Great North Eastern Railway's franchise is considered one of the plum services from the breakup of the British Rail network.

Great North Eastern Railway's franchise is considered one of the plum services from the breakup of the British Rail network.

The East Coast route was the jewel in the crown of BR InterCity services, and the franchise covers all services between London, Peterborough, Yorkshire, the North-east and Scotland right up to Inverness.

GNER runs one of the most heavily used passenger networks, with 92 per cent of its fleet in service six days of the week. Last year it carried 14.7 million passengers.

It was the only successful franchise bid by Sea Containers, a Bermuda-registered company listed on the New York Stock Exchange. Sea Containers has three main business areas: passenger transport; leisure; and marine container leasing. It also runs the Orient Express.

The GNER franchise was awarded to Sea Containers for a seven-year term from April 1996. It will be one of the first three franchises up for renegotiation by the Shadow Strategic Rail Authority. The next award will be for a 20-year franchise. The company is competing with Virgin Rail, the joint venture between Virgin Group and the transport company Stagecoach. The company is also in the bidding for the South West Trains franchise.

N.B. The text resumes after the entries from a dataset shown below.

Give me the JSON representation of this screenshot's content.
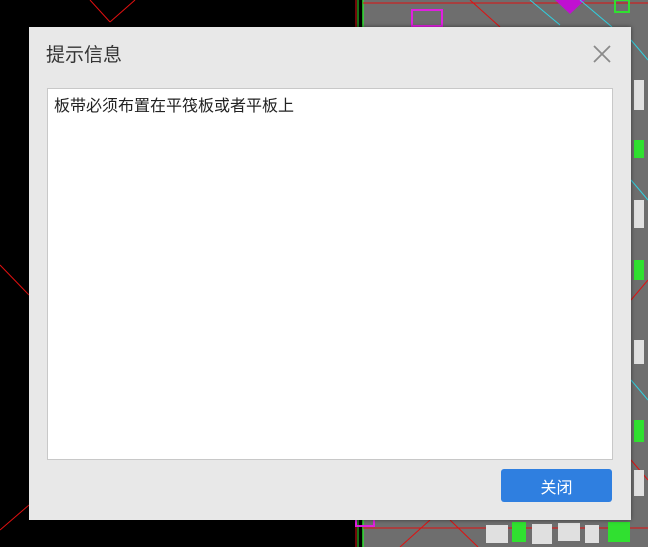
{
  "dialog": {
    "title": "提示信息",
    "message": "板带必须布置在平筏板或者平板上",
    "close_button_label": "关闭"
  },
  "icons": {
    "close": "close-icon"
  },
  "colors": {
    "dialog_bg": "#e8e8e8",
    "message_bg": "#ffffff",
    "button_bg": "#2f7fe0",
    "button_text": "#ffffff",
    "cad_background": "#000000"
  }
}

GNER is run by Christopher Garnett, the former commercial director of Eurotunnel and brother of former Tory minister Virginia Bottomley.

This tragedy is likely to make the bids more difficult for GNER. It follows a series of bad punctuality results. Figures at the start of this month from the Shadow Strategic Rail Authority showed that GNER had the biggest slump in performance of all train operating companies, with punctuality of the company's trains 9 percentage points worse. In the June to September period 77.2 per cent of GNER services arrived on time compared with 86.5 per cent in the period the previous year.

A spokesman for GNER at the time said there were nine "dramatic events" in August that explained the sharp deterioration, including "thunderbolts, flooding, landslide, fires and security alerts".

GNER, and many other operators, partly blames Railtrack for failing to improve the infrastructure quickly enough.

GNER reported a profit of £13.2m in the year to January 1998 on turnover of £323.6m. Passenger revenues amounted to £279.2m, with a subsidy payment of £57.7m.

After the privatisation of British Rail, GNER began operations in April 1996, winning a seven-year franchise to operate high-speed passenger services on the East Coast Main Line between King's Cross station in London, the East Midlands, Yorkshire, the North-east and Scotland.

Since 1996, GNER has increased its services by 12 per cent to 112 trains a day. It operates 40 trains. GNER has said that if it wins a franchise extension, it will introduce tilting trains that could shorten the journey time between London and Edinburgh by up to 30 minutes and invest £140m in trains and stations.